Casting call is Sunday, Dec. 16, from 11 a.m.-5 p.m., at the Clarion Inn & Suites at 2200 South I-35, Austin. They are looking for “real people” for both speaking and nonspeaking roles, so no actors with agents, or aliens probably. They’re also looking for an LBJ look-alike, if that’s something you break out at parties after a few. Speaking roles pay Â $872 a day, and shooting will take place in Austin in January and February.
Which brings up my last point: Austin, really? Dallas is only three hours away, Tom.
Geez, gas prices amirite? $3.29 by my house. Seems there’s gotta be a way to drive those prices down, help the consumer:
The chief executive officer of Exxon Mobil Corp, the world’s largest publicly traded oil company, will take home a higher salary next year and his bonus increases 5 percent.

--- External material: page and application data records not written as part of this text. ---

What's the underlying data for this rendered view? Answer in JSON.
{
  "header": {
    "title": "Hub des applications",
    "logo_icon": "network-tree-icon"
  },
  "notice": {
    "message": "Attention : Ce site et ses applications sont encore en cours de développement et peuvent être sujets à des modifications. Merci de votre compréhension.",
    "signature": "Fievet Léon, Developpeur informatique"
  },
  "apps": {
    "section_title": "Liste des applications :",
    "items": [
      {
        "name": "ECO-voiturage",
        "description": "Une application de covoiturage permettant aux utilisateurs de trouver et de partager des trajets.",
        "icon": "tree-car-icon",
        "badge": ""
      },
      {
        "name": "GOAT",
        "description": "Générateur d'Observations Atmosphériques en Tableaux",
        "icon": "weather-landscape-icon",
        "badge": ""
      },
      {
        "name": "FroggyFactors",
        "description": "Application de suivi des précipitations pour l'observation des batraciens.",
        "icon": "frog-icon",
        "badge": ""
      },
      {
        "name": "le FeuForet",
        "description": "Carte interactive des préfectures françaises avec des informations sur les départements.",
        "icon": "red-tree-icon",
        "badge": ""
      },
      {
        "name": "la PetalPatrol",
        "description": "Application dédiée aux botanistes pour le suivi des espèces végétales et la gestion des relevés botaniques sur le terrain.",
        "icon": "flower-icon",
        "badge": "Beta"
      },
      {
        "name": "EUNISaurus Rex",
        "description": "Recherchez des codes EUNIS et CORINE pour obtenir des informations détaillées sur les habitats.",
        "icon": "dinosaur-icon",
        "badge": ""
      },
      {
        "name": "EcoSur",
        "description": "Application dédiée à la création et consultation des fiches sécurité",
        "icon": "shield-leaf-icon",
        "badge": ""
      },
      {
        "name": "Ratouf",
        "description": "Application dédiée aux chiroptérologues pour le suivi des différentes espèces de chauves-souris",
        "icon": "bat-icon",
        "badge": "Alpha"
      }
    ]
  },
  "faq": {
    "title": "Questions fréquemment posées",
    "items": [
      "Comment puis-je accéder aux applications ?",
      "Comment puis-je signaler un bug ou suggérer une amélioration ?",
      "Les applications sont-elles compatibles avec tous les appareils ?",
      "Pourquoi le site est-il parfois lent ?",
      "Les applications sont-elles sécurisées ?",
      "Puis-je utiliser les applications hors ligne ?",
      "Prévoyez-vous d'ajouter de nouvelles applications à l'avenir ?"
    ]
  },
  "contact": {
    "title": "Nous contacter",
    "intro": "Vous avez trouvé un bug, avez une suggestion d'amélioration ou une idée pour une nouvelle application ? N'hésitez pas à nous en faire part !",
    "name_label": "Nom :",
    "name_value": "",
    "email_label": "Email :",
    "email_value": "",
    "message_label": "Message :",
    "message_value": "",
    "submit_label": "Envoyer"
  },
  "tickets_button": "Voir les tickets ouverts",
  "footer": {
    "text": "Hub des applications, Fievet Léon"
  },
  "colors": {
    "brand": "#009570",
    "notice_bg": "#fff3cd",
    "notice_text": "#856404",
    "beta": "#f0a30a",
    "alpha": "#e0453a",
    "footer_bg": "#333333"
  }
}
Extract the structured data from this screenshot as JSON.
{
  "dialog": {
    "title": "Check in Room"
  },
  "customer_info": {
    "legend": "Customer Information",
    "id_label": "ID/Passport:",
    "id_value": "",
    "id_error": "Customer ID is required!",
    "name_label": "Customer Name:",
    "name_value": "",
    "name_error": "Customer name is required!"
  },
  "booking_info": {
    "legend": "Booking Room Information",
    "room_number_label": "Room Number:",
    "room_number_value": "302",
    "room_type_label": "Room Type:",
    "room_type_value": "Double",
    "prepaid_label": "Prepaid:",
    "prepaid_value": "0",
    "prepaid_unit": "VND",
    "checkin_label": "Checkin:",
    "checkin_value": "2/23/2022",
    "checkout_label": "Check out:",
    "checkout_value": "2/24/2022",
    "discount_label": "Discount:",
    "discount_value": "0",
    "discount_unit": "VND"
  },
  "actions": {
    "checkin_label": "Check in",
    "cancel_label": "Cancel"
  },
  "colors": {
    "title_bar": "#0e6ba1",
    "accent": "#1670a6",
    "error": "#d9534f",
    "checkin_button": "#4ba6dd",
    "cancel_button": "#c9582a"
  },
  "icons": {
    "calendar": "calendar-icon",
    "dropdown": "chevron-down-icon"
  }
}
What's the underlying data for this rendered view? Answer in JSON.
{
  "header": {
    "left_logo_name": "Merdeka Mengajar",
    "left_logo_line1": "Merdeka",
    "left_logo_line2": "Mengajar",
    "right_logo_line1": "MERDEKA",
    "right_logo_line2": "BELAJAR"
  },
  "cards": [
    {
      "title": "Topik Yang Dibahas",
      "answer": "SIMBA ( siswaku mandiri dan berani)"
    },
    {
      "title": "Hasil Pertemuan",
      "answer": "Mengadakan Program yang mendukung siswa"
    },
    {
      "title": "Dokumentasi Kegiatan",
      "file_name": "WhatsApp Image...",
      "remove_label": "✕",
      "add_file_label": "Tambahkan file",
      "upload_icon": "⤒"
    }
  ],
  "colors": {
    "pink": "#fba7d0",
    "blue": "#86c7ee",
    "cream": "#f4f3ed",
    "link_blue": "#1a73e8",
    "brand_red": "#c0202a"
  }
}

The Irving, Texas, company’s board of directors awarded Rex Tillerson, the company’s chairman and CEO, a bonus of $4.59 million, up from $4.37 million last year, a filing Tuesday with the U.S. Securities and Exchange Commission showed.
A $4.59 million bonus? Like, that’s not his salary? Or the salary of an entire company? Wait, maybe it will get better:
Tillerson’s salary will rise 5 percent to $2.71 million effective January 1.
The CEO will receive about half the bonus in cash by the end of this year, while the payout of the balance is linked to the company’sÂ earnings, the filing said.
Tillerson was also granted 225,000 shares of restricted stock, the same amount as last year.
Get out. Kindly leave.
Heart’s Ann Wilson handling the national anthem duties for the @dallascowboys T’giving Day game.
— Preston Jones (@prestonjones) November 13, 2012
Jump for a list of other options the Cowboys could’ve picked: